It is projected that in 2006 a total of 19,000 lamps and 163,000 pounds of batteries were collected in the State of California. These are a couple of drastic figures to spark the thought process of what we throw away. I looked at many sites in the prospect of finding one solitary articles that would give me what I needed. I couldn’t find one that was a descriptive magazine type article, so I found my inspiration from a brochure that the City of Long Beach Environmental Services had sent to my house that was sitting on my desk. I started probing for statistics that people could identify with, or that would be so astounding that we might take notice. Exactly what does 163,000 pounds of batteries look like?
It’s an astounding number. Can you imagine how many AA batteries that would be? It makes me want to run out and buy rechargeable batteries. How about you? That is just a small act that could reduce our amount of pollutants and waste in our landfills.
I attend the Santa Ana,California campus of a design school and we have implemented a full force attack on waste. There has been an active effort by most of the students and faculty to recycle. There are new bins everywhere to facilitate this.
Since I have started my indentured servitude at this private educational institution, I have been given a daily dose of the problems with Global Warming, waste, and environmentally cautious behavior. I recently had a conversation with a friend about me buying a toaster. I couldn’t find one I really liked and she asked me why I don’t just buy a crappy one until I find the one I want. I explained to her that I couldn’t justify buying a toaster with the intent of throwing it away in a short amount of time. I though it was very mass consumerist and wasteful. When I explained it to her in that way she realized that it was a good thing that I was waiting.
In my home practices I am already very concerned with how I use my power, and with what I purchase. I am an active recycler, try to have as many plants as I can manage, for oxygen production, and have implemented fluorescent light bulbs in the areas that are long term use, such as for my security lights.
The reason I don’t have fluorescent bulbs for all of my light is that some get turned on and off as I walk through the house and it takes them a lot of energy to come on, but in long term use they use a fraction of what incandescent bulbs use. I even have some LED or low watt lighting in my house for task lights and things of that nature.
It isn’t very time wise but I usually go to the grocery store as I need to instead of buying a bunch of food at the beginning of the week and then throwing it away later because I didn’t have time to eat at home.

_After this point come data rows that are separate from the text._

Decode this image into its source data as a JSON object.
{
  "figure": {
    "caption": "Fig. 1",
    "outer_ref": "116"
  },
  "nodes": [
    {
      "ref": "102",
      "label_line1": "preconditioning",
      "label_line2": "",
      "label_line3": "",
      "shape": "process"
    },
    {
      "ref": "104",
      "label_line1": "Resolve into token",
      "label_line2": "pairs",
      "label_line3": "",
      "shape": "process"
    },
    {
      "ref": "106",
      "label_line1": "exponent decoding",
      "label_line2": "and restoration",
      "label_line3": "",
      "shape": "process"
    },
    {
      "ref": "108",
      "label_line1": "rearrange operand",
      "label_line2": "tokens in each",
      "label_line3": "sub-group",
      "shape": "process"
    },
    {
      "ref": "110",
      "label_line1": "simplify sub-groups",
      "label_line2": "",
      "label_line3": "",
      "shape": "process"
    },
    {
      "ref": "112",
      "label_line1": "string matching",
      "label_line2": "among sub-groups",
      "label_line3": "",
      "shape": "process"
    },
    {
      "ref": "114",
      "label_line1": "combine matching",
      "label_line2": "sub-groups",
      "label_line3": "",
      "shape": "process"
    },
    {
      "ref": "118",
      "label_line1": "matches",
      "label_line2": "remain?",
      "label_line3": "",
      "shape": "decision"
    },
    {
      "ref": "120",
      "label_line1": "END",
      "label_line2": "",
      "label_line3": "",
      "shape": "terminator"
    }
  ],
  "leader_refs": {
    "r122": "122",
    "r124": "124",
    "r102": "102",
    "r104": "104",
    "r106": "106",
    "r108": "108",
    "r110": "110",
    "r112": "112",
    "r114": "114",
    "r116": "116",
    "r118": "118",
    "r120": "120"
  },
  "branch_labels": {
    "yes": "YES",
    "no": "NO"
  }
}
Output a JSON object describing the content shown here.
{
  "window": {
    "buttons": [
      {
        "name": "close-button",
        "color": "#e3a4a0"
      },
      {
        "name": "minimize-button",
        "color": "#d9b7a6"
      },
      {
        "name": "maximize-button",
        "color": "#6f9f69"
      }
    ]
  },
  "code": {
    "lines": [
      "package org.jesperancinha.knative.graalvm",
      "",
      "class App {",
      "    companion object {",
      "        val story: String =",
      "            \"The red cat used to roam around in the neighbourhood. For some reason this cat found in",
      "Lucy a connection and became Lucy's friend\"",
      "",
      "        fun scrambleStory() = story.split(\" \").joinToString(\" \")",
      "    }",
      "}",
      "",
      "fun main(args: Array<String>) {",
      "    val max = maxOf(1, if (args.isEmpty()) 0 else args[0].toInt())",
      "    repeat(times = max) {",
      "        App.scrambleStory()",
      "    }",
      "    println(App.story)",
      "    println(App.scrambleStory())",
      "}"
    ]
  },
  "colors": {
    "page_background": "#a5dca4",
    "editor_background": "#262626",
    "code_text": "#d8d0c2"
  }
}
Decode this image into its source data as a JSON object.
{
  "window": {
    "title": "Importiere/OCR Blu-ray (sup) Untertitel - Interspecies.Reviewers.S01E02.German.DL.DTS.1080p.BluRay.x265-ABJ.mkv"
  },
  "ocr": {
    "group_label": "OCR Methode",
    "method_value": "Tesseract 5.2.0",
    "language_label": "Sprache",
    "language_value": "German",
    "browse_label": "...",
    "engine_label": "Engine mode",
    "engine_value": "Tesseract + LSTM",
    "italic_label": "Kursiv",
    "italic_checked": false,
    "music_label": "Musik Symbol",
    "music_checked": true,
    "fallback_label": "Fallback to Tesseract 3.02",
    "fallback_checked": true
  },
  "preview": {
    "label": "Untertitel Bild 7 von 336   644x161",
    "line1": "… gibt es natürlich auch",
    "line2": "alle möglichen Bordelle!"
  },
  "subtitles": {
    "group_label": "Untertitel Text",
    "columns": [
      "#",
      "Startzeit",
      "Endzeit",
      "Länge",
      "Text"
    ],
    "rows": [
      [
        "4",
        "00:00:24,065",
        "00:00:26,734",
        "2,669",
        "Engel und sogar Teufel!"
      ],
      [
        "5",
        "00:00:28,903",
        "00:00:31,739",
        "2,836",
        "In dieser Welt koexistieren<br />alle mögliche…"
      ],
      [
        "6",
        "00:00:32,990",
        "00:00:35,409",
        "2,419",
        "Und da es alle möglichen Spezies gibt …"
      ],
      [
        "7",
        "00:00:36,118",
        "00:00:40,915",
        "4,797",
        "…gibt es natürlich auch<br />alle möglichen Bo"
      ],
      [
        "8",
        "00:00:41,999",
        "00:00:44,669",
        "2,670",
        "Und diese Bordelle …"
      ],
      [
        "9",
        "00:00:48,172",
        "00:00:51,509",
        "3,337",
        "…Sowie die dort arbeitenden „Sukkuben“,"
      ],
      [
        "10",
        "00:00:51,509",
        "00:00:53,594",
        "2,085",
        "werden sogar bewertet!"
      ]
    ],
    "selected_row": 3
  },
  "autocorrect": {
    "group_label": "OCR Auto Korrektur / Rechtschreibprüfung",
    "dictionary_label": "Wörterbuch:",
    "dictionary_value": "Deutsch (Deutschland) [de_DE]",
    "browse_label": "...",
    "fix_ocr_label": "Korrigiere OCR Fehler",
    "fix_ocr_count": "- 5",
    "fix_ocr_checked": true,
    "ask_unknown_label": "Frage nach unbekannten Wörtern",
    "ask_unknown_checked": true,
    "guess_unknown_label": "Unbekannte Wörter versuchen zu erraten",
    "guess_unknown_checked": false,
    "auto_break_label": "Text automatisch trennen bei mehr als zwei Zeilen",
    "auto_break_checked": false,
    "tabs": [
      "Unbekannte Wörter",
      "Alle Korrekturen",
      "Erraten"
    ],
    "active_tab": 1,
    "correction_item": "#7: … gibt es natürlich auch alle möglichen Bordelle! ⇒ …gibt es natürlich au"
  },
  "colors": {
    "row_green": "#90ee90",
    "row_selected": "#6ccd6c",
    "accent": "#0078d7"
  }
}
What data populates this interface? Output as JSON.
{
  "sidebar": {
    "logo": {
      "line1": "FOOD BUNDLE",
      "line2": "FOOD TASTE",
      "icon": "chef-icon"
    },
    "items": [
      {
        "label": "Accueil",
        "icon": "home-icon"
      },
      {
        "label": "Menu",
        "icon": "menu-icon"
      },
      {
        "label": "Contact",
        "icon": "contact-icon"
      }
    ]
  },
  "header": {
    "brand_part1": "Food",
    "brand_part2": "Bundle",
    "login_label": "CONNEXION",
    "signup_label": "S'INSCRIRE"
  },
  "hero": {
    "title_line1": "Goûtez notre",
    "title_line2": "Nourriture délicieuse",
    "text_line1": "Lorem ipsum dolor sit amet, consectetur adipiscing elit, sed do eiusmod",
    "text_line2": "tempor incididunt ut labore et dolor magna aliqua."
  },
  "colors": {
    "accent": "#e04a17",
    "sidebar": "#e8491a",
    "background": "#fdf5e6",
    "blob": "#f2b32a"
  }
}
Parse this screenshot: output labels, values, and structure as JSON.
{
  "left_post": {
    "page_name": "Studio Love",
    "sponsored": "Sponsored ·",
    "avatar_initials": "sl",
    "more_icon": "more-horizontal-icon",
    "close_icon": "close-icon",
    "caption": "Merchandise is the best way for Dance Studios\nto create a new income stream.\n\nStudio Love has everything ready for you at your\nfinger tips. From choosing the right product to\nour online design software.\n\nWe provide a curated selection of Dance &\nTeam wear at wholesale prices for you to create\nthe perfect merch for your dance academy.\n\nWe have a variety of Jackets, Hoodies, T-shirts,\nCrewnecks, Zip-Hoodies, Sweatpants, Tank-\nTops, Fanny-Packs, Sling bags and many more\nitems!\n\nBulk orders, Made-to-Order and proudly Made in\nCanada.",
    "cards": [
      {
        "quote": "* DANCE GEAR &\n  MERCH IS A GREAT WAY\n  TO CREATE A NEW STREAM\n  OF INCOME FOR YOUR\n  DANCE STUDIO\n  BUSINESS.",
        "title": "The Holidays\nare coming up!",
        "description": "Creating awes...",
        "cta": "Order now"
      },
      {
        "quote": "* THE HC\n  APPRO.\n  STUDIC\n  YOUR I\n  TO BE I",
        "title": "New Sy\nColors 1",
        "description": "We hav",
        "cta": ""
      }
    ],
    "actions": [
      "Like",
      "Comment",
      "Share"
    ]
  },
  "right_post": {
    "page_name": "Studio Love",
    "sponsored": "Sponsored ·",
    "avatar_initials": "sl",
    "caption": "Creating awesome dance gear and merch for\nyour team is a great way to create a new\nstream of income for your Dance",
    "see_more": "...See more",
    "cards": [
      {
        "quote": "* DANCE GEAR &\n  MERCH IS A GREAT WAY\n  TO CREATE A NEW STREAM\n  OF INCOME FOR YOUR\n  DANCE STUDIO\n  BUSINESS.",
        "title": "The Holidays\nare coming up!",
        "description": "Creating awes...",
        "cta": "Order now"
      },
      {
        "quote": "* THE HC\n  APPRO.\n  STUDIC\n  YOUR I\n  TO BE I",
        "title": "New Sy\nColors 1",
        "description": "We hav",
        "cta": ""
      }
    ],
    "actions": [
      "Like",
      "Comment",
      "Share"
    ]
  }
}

After seeing the figures on batteries I will definitely be converting to rechargeable. I will also stop leaving my TV on while I sleep. It will save more energy.
The perspective universal waste collection cost for the mercury holding items; batteries, lamps, and thermostats for the same year in the State of California could be a total of $ 42 million. That is only three types of collection. Imagine what the savings could be.